It might as well have been a physical flick of a lighter in a cave. I got it. I suddenly got it all, connected the dots. Low food absorption – low absorption – of everything. Low absorption of the extra vitamin D and iron and ibuprofen I’d been taking to help combat symptoms. Low absorption of allergy medications, fibromyalgia medications.

10 days from now, treatment for this bacterial monster will be complete. Realistically, it may take another dosing, it may take months until my body’s re-absorbed optimal levels of nutrients. That’s not ok.

I’m already impatient with Hope, so I will go one step further.

Lord, I ask you for healing with faith that it will come.

So, here’s to reasonable medical explanations, modified diets, and a healthier 2020 than 2019.

Oh, Billie Eilish, right?  Day 5, partial re-possession of brain, getting lost in hours of video, interviews, raw music, concert footage, fanzines, endless articles. Oh, and Bellyache, yeah.

Quote for the week: 2019 12 31 popular theory clusterfuck jakorte

ps. rock painting by paula pruitt

 

 

Chucking Chuck

Splat.

It turned out that Jeff hadn’t been expecting me, at all. “No! No! Not you!” He exclaimed. “Sadie!” Jeff shouted and pointed. “It’s Sadie!” He waved his arms as he launched another piece of meat skyward, calling, “Here, Puppy, Puppy!”.

We completed an impressive, synchronized peer-over.

Hyper-girl was ping-ponging around, running a non-direct, Jack Russell route. She was making a bee-line toward the tree line, and Jeff was chucking chuck to get her to come back.

Our only slightly attentive lassie, was only slightly interested in what he had to say, but she was starting to sniff out the meat. Each morsel delay lasted about 2 seconds, then she’d turn her back and resume her directionally impaired run for freedom.

I resituated my grease-smudged glasses, and scooped the fallen bit from my sneaker top where it had finalized its landing. Struggling to quickly (aka ungracefully) open our escape-proof gate, I wasn’t exactly able to immediately bolt down the stairs.

Sadie saw me. Her homeward-galloping greeting was perfectly interrupted by another falling fragment. She was swift. I wasn’t swifter.

I had an advantage, though. By placing her tail-end toward me, I was in prime position to scoop up the little scoundrel just as she scarfed another bite of my supposed supper.

When she was safely back up-top, I set her down, and turned to Jeff. “How the heck did that happen?”

He’d been flipping a burger and caught a blur in the corner of his eye. When he fully turned towards it, he saw Sadie happily prancing along.

“Ok.” I said. “But, how did it happen? The gate was closed. I couldn’t get it open!”

“Hmm,” he remarked. “I kinda wondered what you were doing….”

Jeff and I mirrored surprise faces, and simultaneously scanned. She’d ghosted.

Sadie Bug Lady Bug and I played a one-sided game of tag, for a 5-minute while.
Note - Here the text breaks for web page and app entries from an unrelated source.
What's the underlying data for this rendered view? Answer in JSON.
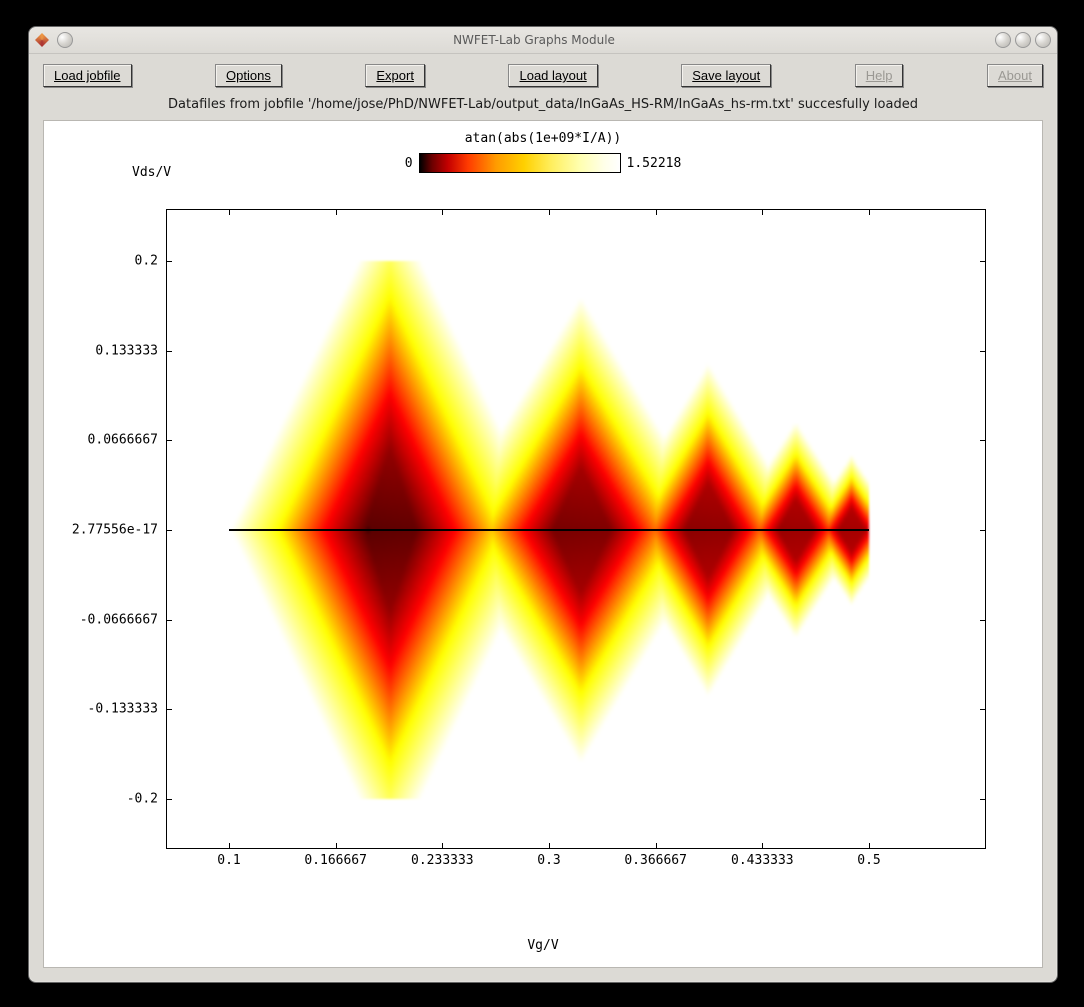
{
  "window": {
    "title": "NWFET-Lab Graphs Module"
  },
  "toolbar": {
    "load_jobfile": "Load jobfile",
    "options": "Options",
    "export": "Export",
    "load_layout": "Load layout",
    "save_layout": "Save layout",
    "help": "Help",
    "about": "About"
  },
  "status": "Datafiles from jobfile '/home/jose/PhD/NWFET-Lab/output_data/InGaAs_HS-RM/InGaAs_hs-rm.txt' succesfully loaded",
  "chart": {
    "title": "atan(abs(1e+09*I/A))",
    "colorbar": {
      "min_label": "0",
      "max_label": "1.52218",
      "min": 0,
      "max": 1.52218
    },
    "yaxis": {
      "label": "Vds/V",
      "min": -0.2,
      "max": 0.2,
      "ticks": [
        "0.2",
        "0.133333",
        "0.0666667",
        "2.77556e-17",
        "-0.0666667",
        "-0.133333",
        "-0.2"
      ]
    },
    "xaxis": {
      "label": "Vg/V",
      "min": 0.1,
      "max": 0.5,
      "ticks": [
        "0.1",
        "0.166667",
        "0.233333",
        "0.3",
        "0.366667",
        "0.433333",
        "0.5"
      ]
    }
  },
  "chart_data": {
    "type": "heatmap",
    "title": "atan(abs(1e+09*I/A))",
    "xlabel": "Vg/V",
    "ylabel": "Vds/V",
    "xlim": [
      0.1,
      0.5
    ],
    "ylim": [
      -0.2,
      0.2
    ],
    "zlim": [
      0,
      1.52218
    ],
    "colormap": "black-red-yellow-white (hot)",
    "note": "Values are atan(abs(1e9*I/A)); z≈0 is black, z≈1.52 is white. A thin black horizontal line appears at Vds≈0.",
    "diamonds": [
      {
        "center_vg": 0.2,
        "apex_vds": 0.2,
        "half_width_vg": 0.08
      },
      {
        "center_vg": 0.32,
        "apex_vds": 0.14,
        "half_width_vg": 0.07
      },
      {
        "center_vg": 0.4,
        "apex_vds": 0.1,
        "half_width_vg": 0.05
      },
      {
        "center_vg": 0.455,
        "apex_vds": 0.065,
        "half_width_vg": 0.035
      },
      {
        "center_vg": 0.49,
        "apex_vds": 0.045,
        "half_width_vg": 0.025
      }
    ]
  }
}
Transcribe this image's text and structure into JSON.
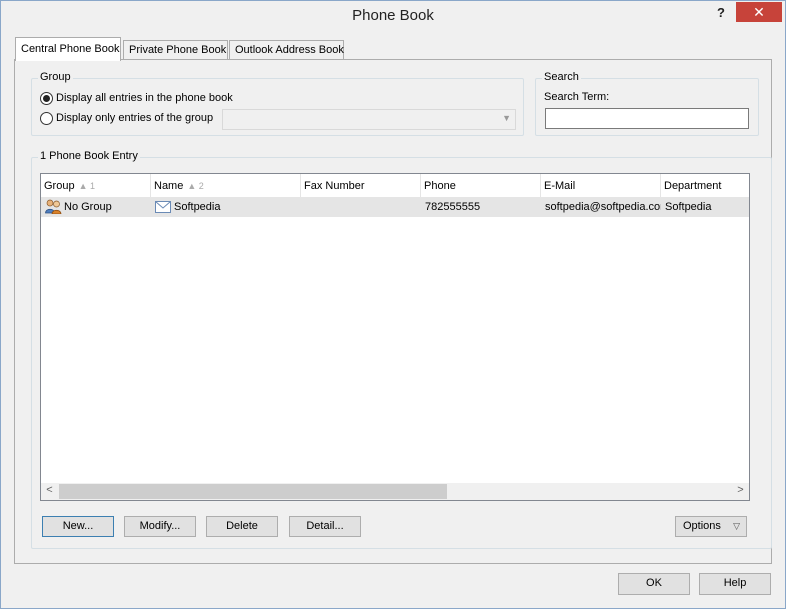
{
  "window": {
    "title": "Phone Book",
    "help_glyph": "?",
    "close_glyph": "✕"
  },
  "tabs": [
    {
      "label": "Central Phone Book",
      "active": true
    },
    {
      "label": "Private Phone Book",
      "active": false
    },
    {
      "label": "Outlook Address Book",
      "active": false
    }
  ],
  "group": {
    "legend": "Group",
    "option_all": "Display all entries in the phone book",
    "option_group": "Display only entries of the group",
    "selected": "all",
    "combo_value": ""
  },
  "search": {
    "legend": "Search",
    "term_label": "Search Term:",
    "term_value": ""
  },
  "entries": {
    "legend": "1 Phone Book Entry",
    "columns": [
      {
        "label": "Group",
        "sort": "▲ 1"
      },
      {
        "label": "Name",
        "sort": "▲ 2"
      },
      {
        "label": "Fax Number",
        "sort": ""
      },
      {
        "label": "Phone",
        "sort": ""
      },
      {
        "label": "E-Mail",
        "sort": ""
      },
      {
        "label": "Department",
        "sort": ""
      }
    ],
    "rows": [
      {
        "group": "No Group",
        "name": "Softpedia",
        "fax": "",
        "phone": "782555555",
        "email": "softpedia@softpedia.com",
        "department": "Softpedia"
      }
    ],
    "scroll_left": "<",
    "scroll_right": ">"
  },
  "actions": {
    "new": "New...",
    "modify": "Modify...",
    "delete": "Delete",
    "detail": "Detail...",
    "options": "Options",
    "options_arrow": "▽"
  },
  "footer": {
    "ok": "OK",
    "help": "Help"
  }
}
Jeff watched and coached, offering wrangling advice and helpful stealth tactics. I finally got her.

Carrying Her Highness of Happiness up the stairs, again, I proposed we watch her to figure out her Houdini act. I waited at the bottom of the stairs. Jeff waited atop; at the barrier.

Soon enough, a patchwork head and two frisky paws popped through to the right of the door.

She was about to make a jump for it, but Jeff snagged her wiggly butt and hauled her back.

Sadie had, somewhat smartly, squeezed between the wider, wooden railing slats, and jumped down to the steps. We remedied with additional, in-between slats.

Since, we weren’t sure she’d be able to gauge the inappropriateness of a 5-foot leap to the ground, Sadie’s future deck-scapades were seriously supervised.

There were a few other canine escapes. The first one was accidentally resolved, which might have made my latter incident easier to resolve. If I’d known about that first one….

Quote for the Week: 2019 03 26 Where there’s a will there’s way jakorte